Gold has been used in jewelry for thousands of years. From engagement rings to crowns, gold is the go-to precious metal for jewelers around the world. And chances are, when you think of gold, the color yellow comes to mind. However, gold has many faces and the reality of its color is not so black and white.
In order to discuss the differences, we must first group"colors" of gold into 3 not-so-distinct categories: Yellow, White, and Rose. The different shades of gold get their color from the alloys that are created during the smelting process. Due to its soft nature, gold is almost always mixed with a combination of other metals to make it stronger and more useful. Gold alloys can contain mixes of elements such as copper, silver, nickel, palladium, platinum, and cadmium. Different ratios of these metals result in distinct coloring as follows...
Yellow Gold: Generally an allow of gold, copper, and silver. Pure gold (24 Karat) is naturally a rich reddish-yellow color.
White Gold: An alloy of mostly gold, nickel, and copper. Other elements can be mixed in, such as platinum, palladium, silver, or mercury.
Rose Gold: A gold and copper alloy. Can range from red to pink depending on the concentration of copper within the alloy.
Knowing why your gold is yellow or white can help you understand how it was made, but it can also help explain some common misconceptions about gold. Not all yellow gold is pure gold. White gold is not mislabeled silver. But perhaps the biggest realization is about allergies to gold. The most common reaction (ring rash) is actually irritation caused by nickel in some gold alloys.

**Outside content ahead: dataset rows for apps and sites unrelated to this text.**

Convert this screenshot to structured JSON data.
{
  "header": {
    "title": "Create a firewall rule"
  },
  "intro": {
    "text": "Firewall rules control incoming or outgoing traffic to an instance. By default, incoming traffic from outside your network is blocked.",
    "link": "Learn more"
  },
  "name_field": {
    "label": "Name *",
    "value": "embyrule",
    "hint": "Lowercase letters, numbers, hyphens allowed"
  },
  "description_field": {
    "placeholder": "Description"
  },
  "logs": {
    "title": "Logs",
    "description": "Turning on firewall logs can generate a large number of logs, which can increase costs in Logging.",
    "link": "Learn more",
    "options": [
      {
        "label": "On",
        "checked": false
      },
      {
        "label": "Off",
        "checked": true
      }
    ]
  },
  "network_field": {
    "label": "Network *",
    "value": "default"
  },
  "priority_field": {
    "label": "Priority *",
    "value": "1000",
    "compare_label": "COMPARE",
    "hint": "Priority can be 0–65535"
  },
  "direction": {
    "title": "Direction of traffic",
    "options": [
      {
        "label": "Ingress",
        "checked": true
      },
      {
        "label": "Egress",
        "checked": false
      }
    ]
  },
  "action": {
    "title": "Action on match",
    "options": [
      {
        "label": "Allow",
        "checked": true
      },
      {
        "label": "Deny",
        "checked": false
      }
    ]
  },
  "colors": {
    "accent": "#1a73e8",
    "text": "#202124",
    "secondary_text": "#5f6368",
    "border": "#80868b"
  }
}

Hopefully this info about the different faces of gold helps you understand more about what your pieces are made of. Gold is quite possibly the most beautiful metal jewelers get to work with. Feel free to ask any gold related questions during your next visit to Tammy's Jewelry!